Something else no drama can be without right now is a sexy kitchen. Victoria (Jones) is always in hers, wiping down the gleaming white surfaces. It looks like a perfect kitchen for a perfect life: husband, two kids, successful property business run from home.
Then you notice little things: why is she wiping everything, even the kettle as it boils? Why is she chopping and changing her outfit for what should be a slobaround Saturday? Why is she scolding her daughters for wearing leggings? Why is she scolding her husband Chris (Ashley Walters) for “the 20th millionth time” for not putting the cushions back on the bed? Is it really 20 million? It could be.
Victoria practices her spontaneity in front of a mirror: “Hi, hi, hi … ” Friends are coming round for dinner. “Don’t drink too much,” she cautions Chris, “and I’d like it all wrapped up by 11.30. Oh, and can we just act as if we like each other?” “But I do like you,” he says sadly. “I don’t have to pretend.” And the night is a disaster. Well, Victoria drops a plate, a disaster in her world. The guests are told to leave.

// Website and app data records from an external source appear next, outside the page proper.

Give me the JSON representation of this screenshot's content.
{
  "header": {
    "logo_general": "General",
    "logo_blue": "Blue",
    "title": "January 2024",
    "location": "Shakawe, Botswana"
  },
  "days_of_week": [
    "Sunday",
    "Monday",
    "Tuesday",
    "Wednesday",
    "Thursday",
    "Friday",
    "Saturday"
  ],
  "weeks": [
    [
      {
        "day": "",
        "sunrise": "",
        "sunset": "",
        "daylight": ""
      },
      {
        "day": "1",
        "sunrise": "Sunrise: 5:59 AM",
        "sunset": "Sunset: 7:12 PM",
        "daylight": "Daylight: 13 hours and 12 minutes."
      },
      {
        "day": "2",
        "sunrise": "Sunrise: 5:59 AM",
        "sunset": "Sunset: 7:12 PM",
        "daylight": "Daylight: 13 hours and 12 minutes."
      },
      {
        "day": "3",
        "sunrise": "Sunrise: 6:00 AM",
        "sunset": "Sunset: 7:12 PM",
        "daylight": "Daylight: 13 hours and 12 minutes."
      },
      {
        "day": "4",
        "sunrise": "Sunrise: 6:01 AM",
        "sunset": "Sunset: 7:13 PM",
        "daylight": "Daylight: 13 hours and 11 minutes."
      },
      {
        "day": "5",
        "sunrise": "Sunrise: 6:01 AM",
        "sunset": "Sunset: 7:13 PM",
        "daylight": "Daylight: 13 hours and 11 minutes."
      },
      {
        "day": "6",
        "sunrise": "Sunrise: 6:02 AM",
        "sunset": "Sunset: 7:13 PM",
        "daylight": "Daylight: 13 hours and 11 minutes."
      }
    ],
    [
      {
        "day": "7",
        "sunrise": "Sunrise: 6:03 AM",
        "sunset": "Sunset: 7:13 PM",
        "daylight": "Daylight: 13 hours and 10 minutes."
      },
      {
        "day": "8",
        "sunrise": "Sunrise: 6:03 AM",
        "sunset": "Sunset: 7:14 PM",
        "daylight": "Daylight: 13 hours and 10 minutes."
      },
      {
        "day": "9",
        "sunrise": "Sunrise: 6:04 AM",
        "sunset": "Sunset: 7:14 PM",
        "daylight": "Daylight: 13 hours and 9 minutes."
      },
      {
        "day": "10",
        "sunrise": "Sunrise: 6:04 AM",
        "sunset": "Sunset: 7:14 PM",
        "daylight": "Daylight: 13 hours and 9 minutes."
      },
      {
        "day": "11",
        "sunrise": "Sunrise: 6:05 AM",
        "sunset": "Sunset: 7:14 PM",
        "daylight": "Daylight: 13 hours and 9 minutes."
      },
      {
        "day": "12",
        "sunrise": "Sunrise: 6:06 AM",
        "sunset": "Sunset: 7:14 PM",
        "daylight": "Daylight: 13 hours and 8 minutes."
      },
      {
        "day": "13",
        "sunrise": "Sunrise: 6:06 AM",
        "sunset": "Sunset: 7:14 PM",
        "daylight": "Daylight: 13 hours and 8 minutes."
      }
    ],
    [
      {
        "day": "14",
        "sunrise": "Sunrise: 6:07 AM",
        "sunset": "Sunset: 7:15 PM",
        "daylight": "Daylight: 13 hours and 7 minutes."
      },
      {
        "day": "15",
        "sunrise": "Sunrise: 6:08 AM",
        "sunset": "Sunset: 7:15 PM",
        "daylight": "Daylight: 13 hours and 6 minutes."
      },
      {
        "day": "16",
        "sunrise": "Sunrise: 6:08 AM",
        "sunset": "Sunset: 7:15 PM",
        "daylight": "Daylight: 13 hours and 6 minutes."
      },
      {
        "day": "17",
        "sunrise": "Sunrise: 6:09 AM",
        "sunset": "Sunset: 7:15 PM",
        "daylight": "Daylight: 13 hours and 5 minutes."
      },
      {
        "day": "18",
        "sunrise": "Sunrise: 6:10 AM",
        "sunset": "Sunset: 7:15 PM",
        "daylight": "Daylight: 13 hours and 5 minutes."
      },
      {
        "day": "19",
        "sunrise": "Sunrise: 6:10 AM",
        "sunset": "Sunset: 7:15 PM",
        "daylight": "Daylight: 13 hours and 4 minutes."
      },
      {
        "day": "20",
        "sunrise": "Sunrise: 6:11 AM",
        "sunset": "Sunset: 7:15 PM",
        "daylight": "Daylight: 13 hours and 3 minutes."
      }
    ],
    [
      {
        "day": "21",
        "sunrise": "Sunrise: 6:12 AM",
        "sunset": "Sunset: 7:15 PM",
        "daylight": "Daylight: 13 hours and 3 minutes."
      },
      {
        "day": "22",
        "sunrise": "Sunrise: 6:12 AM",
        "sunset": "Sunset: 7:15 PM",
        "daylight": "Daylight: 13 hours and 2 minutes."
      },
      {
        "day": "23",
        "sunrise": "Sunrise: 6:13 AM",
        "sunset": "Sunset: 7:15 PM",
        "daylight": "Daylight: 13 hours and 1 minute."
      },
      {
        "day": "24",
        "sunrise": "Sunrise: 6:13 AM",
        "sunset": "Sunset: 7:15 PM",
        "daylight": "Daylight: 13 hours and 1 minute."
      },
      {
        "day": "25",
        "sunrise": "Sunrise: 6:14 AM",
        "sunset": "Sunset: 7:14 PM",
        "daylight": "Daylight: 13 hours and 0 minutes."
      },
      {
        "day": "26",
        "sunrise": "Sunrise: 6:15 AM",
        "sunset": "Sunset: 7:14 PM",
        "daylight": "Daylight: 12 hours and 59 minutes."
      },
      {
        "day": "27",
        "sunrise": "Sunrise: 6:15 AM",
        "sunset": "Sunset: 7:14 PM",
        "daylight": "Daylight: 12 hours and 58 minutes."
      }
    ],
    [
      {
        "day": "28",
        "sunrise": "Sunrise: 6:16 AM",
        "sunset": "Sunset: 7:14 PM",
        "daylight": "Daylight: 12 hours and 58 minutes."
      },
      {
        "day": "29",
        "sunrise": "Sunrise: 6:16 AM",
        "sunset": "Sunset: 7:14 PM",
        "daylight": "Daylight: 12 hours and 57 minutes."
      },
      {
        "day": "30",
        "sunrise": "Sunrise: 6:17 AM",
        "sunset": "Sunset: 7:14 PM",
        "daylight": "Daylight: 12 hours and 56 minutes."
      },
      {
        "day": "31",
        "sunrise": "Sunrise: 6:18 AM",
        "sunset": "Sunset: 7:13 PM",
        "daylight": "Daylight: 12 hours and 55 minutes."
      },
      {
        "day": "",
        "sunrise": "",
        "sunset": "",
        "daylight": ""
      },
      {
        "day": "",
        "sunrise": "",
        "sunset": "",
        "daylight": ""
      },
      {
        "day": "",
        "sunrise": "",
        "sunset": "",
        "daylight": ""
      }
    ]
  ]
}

On the - spotless - surface, writer/director Dominic Savage’s film can be seen as an antidote to the trend for kitchens taking starring roles in dramas, which has grown from all these property porn shows. But it’s more than that.
For the last series with the I Am … prefix and this one, Savage has roughed out roles for his leads - all women - which are then developed through improvisation. Each has a personal resonance and Jones says she hopes hers “continues the important discussions around mental health”.
I Am Victoria is a tough watch but Jones makes for a compelling presence. She’s in almost every shot, usually alone, talking to herself or staring at her reflection as the panic mounts. I support the campaign to get kitchens out of dramas. But less Suranne Jones? No, you fools - let’s have more of her.
If you ever saw Iain Stirling’s stand-up show before, in his native Edinburgh or elsewhere before he found fame as the sarky voice of Love Island, you might remember a story the very last place he wanted to be after breaking up with his long-term girlfriend: at work, stranded on an out-of-town assignment, with pop clowns Jedward.
Now Stirling has exploited the dismal situation for a sitcom. He’s co-written Buffering (ITV2) and stars as Iain, a kids’ TV presenter, which was his previous gig. The real Iain played second fiddle to Hacker T. Dog on CBBC; this Iain surveys the sent-in artwork in the studio and, off-mic, mutters: “These birthday cards are s***. I mean look at that dad: he could be a murderer.”
If all of this sounds fairly indulgent, putting your life on screen right after the latest bulletin from Love Island’s baby-oiled, Balearic-based Brains Trust, then you should know that Jedward aren’t involved. And Buffering has some funny lines, with our hapless hero imploring his ex: “I’m an adult, I like olives - the most adult of all of the foods.” This is Olivia (Elena Saurel) who’s also Iain’s producer. They squabble constantly on set, with Iain accusing her of giving all the jokes to Larry the Lizard, and her reprimanding him for slagging off more pictures (“How many effing elephants does this girl think there are in Stevenage?”). But they still like to shag in storerooms and then Olivia gets pregnant.
The romantic lives of Iain’s flatmates are no less complicated. Ashley’s a commitment-ophobe, her stance hardening when Greg’s mum gifts them a doormat with their names on it. To get on better they try sexting and then a cookery course and seem to achieve some kind of equilibrium over Gregg Wallace: “I hate how he leaves the spoon in his mouth for too long when he’s tasting a pudding.”
What happens in Bulgaria? I mean, what do they watch on TV? The Devil’s Throat (Walter Presents/All 4) suggests pretty much the same as us: moody detectives, grisly discoveries in woods, sexy journalists (frankly is there any other kind?).
The first words spoken are subtitled: “You bastards!” I tried to learn them, thinking some Bulgar vulgarity might come in handy for when you don’t want folk knowing what you think about them, but this is a tricky, guttural language and even trickier written down with some of the letters back to front.
As crime dramas go, The Devil’s Throat is very much off-road and the setting must be new to just about all of us, adding to the intrigue of a dark tale of refugee-smuggling. We’re in Smolyan Province, mountainous and murderous, although Scots can take small comfort from the fact that lakes here are lochs. And I suppose there’s a distant echo of Jaws when a mayoral candidate wants the case of the corpse with the eyes removed - and replaced with those of a sheep - wrapped up quickly. His son is the detective leading the investigation who’s told: “Find a way to stop the fear.”